Washington A damning report by a presidential commission concluded Thursday that the United States knows "disturbingly little" about nuclear and biological threats from dangerous adversaries, years after the Sept. 11, 2001, attacks and the nation's intelligence missteps on Iraqi weapons.
Urging dramatic changes in the U.S. spy agencies, the commission called crucial intelligence judgments on Iraq "dead wrong" and said the flaws it found "are still all too common."
Though he initially opposed the panel's creation, President Bush promised immediate action at a news conference with retired Judge Laurence Silberman, a Republican, and former Democratic Sen. Charles Robb of Virginia, the commission's co-chairmen.
"To win the war on terror, we will correct what needs to be fixed," Bush said.
The commission offered 74 recommendations aimed at changing the structure and culture of the nation's 15 spy agencies. It called for more clarity in the powers of the newly created national intelligence director, an overhaul of national security efforts in the Justice Department and dozens of changes in intelligence collection and analysis.
"There is no more important intelligence mission than understanding the worst weapons that our enemies possess, and how they intend to use them against us," the commission said. "These are their deepest secrets, and unlocking them must be our highest priority."

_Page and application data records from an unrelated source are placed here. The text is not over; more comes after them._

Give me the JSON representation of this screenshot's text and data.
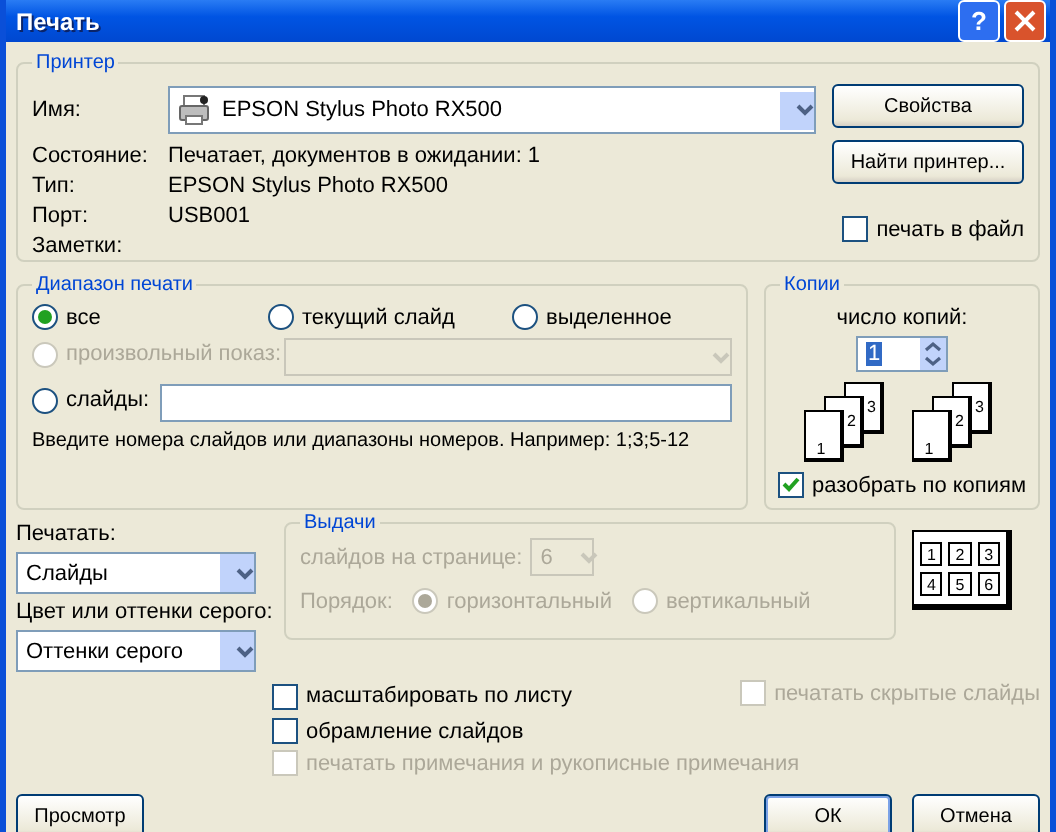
{
  "window": {
    "title": "Печать",
    "help": "?"
  },
  "printer": {
    "legend": "Принтер",
    "name_label": "Имя:",
    "name_value": "EPSON Stylus Photo RX500",
    "details": [
      {
        "label": "Состояние:",
        "value": "Печатает, документов в ожидании: 1"
      },
      {
        "label": "Тип:",
        "value": "EPSON Stylus Photo RX500"
      },
      {
        "label": "Порт:",
        "value": "USB001"
      },
      {
        "label": "Заметки:"
      }
    ],
    "buttons": [
      "Свойства",
      "Найти принтер..."
    ],
    "print_to_file": {
      "label": "печать в файл",
      "checked": false
    }
  },
  "range": {
    "legend": "Диапазон печати",
    "options": [
      {
        "label": "все",
        "selected": true
      },
      {
        "label": "текущий слайд",
        "selected": false
      },
      {
        "label": "выделенное",
        "selected": false
      }
    ],
    "custom_show": {
      "label": "произвольный показ:",
      "selected": false,
      "disabled": true
    },
    "slides": {
      "label": "слайды:",
      "selected": false
    },
    "hint": "Введите номера слайдов или диапазоны номеров. Например: 1;3;5-12"
  },
  "copies": {
    "legend": "Копии",
    "count_label": "число копий:",
    "count": "1",
    "collated_pages": [
      "1",
      "2",
      "3"
    ],
    "uncollated_pages": [
      "1",
      "2",
      "3"
    ],
    "collate": {
      "label": "разобрать по копиям",
      "checked": true
    }
  },
  "print_what": {
    "label": "Печатать:",
    "value": "Слайды"
  },
  "color": {
    "label": "Цвет или оттенки серого:",
    "value": "Оттенки серого"
  },
  "handouts": {
    "legend": "Выдачи",
    "disabled": true,
    "per_page_label": "слайдов на странице:",
    "per_page": "6",
    "order_label": "Порядок:",
    "orders": [
      {
        "label": "горизонтальный",
        "selected": true
      },
      {
        "label": "вертикальный",
        "selected": false
      }
    ],
    "preview": [
      "1",
      "2",
      "3",
      "4",
      "5",
      "6"
    ]
  },
  "options": [
    {
      "label": "масштабировать по листу",
      "checked": false,
      "disabled": false
    },
    {
      "label": "печатать скрытые слайды",
      "checked": false,
      "disabled": true
    },
    {
      "label": "обрамление слайдов",
      "checked": false,
      "disabled": false
    },
    {
      "label": "печатать примечания и рукописные примечания",
      "checked": false,
      "disabled": true
    }
  ],
  "buttons": {
    "preview": "Просмотр",
    "ok": "ОК",
    "cancel": "Отмена"
  }
}
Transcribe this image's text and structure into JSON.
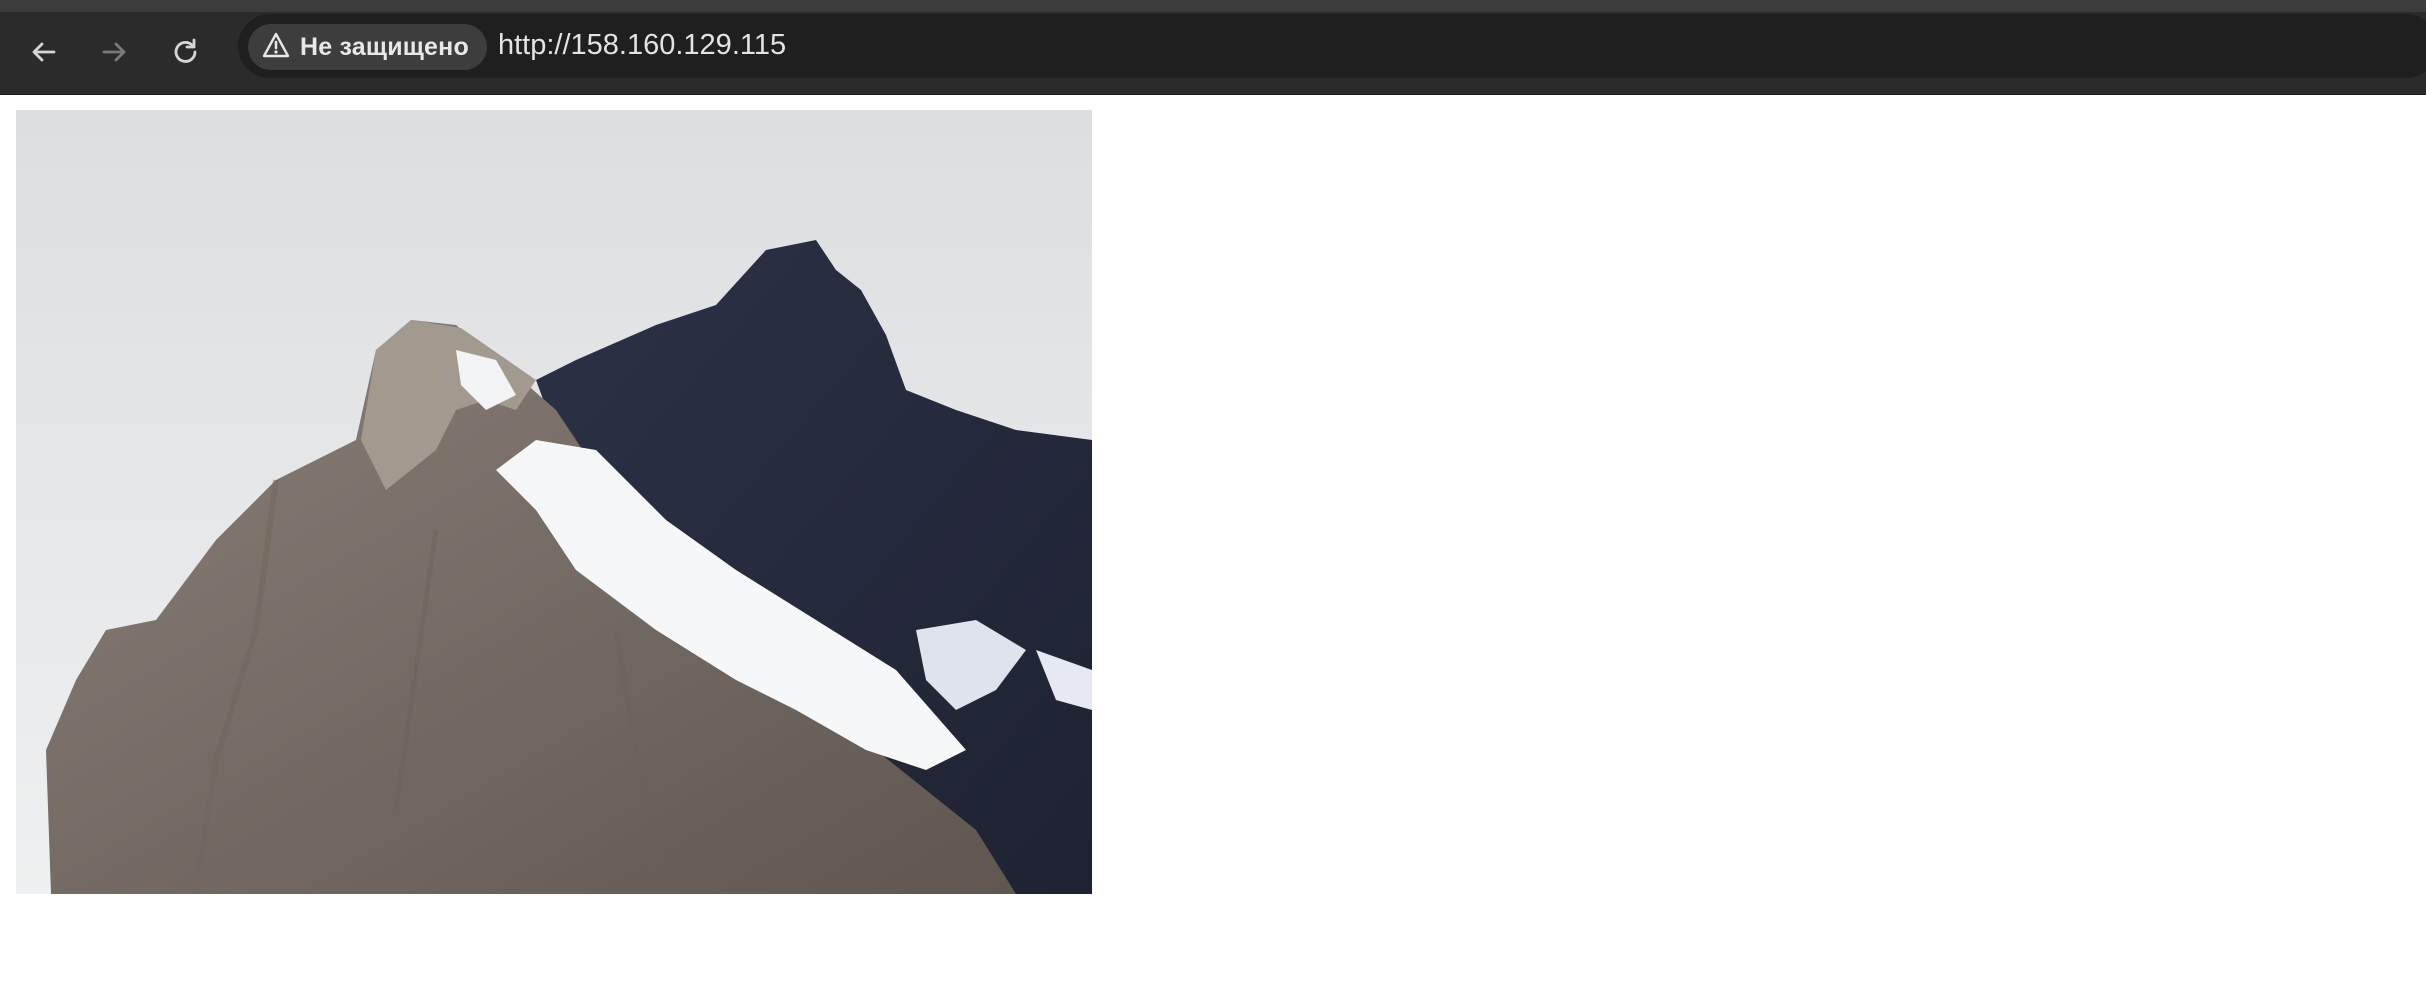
{
  "browser": {
    "nav": {
      "back_icon": "arrow-left-icon",
      "forward_icon": "arrow-right-icon",
      "reload_icon": "reload-icon"
    },
    "security": {
      "icon": "warning-triangle-icon",
      "label": "Не защищено"
    },
    "url": "http://158.160.129.115"
  },
  "page": {
    "image": {
      "subject": "mountain-peak-photo"
    }
  },
  "colors": {
    "toolbar": "#2b2b2b",
    "omnibox": "#1f1f1f",
    "chip": "#3d3d3d",
    "page_bg": "#ffffff"
  }
}
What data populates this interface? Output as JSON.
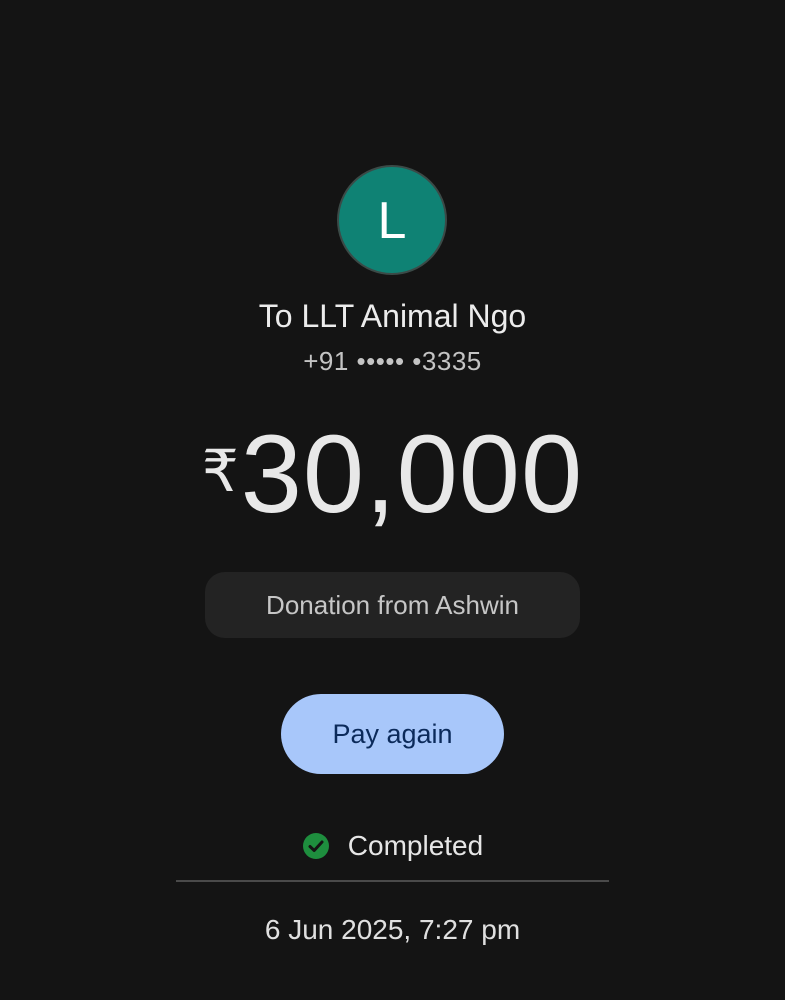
{
  "payee": {
    "avatar_letter": "L",
    "avatar_color": "#0f8274",
    "name": "To LLT Animal Ngo",
    "phone": "+91 ••••• •3335"
  },
  "amount": {
    "currency_symbol": "₹",
    "value": "30,000"
  },
  "note": "Donation from Ashwin",
  "actions": {
    "pay_again_label": "Pay again",
    "pay_again_color": "#a8c7fa"
  },
  "status": {
    "icon": "check-circle-icon",
    "icon_color": "#1e8e3e",
    "label": "Completed"
  },
  "datetime": "6 Jun 2025, 7:27 pm"
}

The report, approved unanimously by the bipartisan nine-member panel, followed the failure of U.S. inspectors in Iraq to turn up any weapons of mass destruction. The existence of weapons stockpiles -- detailed in dozens of intelligence reports before the March 2003 invasion -- was the administration's leading argument for toppling Saddam Hussein.
Numerous blue-ribbon panels since the 9-11 attacks have investigated intelligence shortfalls. This commission -- in the bluntest of terms -- provided the most comprehensive look so far.
The report painted a picture of a clumsy intelligence apparatus struggling to penetrate Iraqi operations and wrongly concluding that Saddam had weapons capable of causing catastrophic damage. Commissioners found intelligence collectors didn't provide enough information or were deceived by discredited sources and analysts relied on old assumptions about Saddam's intentions and overstated their conclusions.
"On a matter of this importance, we simply cannot afford failures of this magnitude," said the report, which exceeded 600 pages.
Robb and Silberman said they found no evidence that senior Bush administration officials sought to change the prewar intelligence in Iraq. The report was silent on whether the administration manipulated the data for political purposes, as Democrats have contended, with commission members saying they were not empowered to examine that.
Underscoring the political divide, Democrats used the findings to demand faster changes and to point fingers.
"The investigation will not be complete unless we know how the Bush administration may have used or misused intelligence to pursue its own agenda," said House Minority Leader Nancy Pelosi, D-Calif.
The commission warned John Negroponte, whom Bush nominated to coordinate the spy community, of the intelligence agencies' "almost perfect record of resisting external recommendations."
It said the CIA and the Defense Department's intelligence agencies "are some of the government's most headstrong agencies. Sooner or later, they will try to run around -- or over" the new director.